thesis
posted on 14.02.2017, 00:59 by Woodfield, Louise Marie
This thesis examines veneration through representation, more specifically, the prevalence of representations of the goddess Isis at Roman period Kellis, Dakhleh Oasis, Egypt and the ways in which they would have been utilised in veneration. The choice of Isis for this thesis was based on the numerous representations which have been recorded during excavations at Kellis, demonstrating the popularity that Isis enjoyed in that period. A wide range of materials was utilised in the creation of the objects including terracotta, limestone, bronze, painted representations and several examples of rarely-preserved plaster statuary. The main aims of this thesis are to determine the range of forms of Isis depicted, the ways in which these depictions were used and the places in which they were kept or displayed. The predominant focus on texts of the few existing Isis studies means that an examination of material culture will contribute important data about the specifics of the representation and potential methods of veneration of Isis in Egypt of the Roman period. The location of Kellis in the chora also provides information about the ways in which Isis was venerated in the countryside, a focus which is sometimes overlooked in favour of study of the objects and inscriptions from Alexandria and elsewhere in the wider Roman Empire.
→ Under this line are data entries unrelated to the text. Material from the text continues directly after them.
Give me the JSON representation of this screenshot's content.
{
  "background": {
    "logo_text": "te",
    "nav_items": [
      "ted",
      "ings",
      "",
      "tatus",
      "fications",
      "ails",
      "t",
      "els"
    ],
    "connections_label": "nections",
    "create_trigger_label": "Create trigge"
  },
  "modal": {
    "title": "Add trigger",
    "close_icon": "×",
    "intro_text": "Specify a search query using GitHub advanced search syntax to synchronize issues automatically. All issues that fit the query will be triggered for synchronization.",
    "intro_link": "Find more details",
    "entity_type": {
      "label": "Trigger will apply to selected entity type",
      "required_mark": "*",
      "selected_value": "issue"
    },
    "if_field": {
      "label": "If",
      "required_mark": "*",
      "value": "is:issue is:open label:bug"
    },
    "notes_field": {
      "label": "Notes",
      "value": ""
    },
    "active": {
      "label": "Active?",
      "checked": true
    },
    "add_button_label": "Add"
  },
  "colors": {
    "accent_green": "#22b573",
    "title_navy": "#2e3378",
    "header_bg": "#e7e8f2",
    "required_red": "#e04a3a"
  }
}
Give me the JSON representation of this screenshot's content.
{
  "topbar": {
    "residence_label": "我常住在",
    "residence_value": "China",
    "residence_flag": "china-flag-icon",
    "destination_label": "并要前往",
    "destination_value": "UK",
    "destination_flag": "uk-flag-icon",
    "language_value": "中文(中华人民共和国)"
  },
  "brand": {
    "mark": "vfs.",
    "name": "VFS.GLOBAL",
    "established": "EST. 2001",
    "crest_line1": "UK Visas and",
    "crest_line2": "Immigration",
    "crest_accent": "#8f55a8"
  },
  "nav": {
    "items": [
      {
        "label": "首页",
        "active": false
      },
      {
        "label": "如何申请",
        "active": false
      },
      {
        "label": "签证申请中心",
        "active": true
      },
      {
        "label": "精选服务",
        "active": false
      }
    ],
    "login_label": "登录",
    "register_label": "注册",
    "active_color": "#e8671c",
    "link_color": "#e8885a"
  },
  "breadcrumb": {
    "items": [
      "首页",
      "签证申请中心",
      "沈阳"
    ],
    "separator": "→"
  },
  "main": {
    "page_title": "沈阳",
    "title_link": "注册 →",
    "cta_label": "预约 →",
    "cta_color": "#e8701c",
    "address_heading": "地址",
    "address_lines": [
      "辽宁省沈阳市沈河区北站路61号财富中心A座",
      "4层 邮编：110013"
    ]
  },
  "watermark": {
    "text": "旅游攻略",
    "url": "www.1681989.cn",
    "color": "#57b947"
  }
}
History

Principal supervisor

Gillian Bowen

Year of Award

2012

Department, School or Centre

Archaeology and Ancient History

Campus location

Australia

Faculty

Faculty of Arts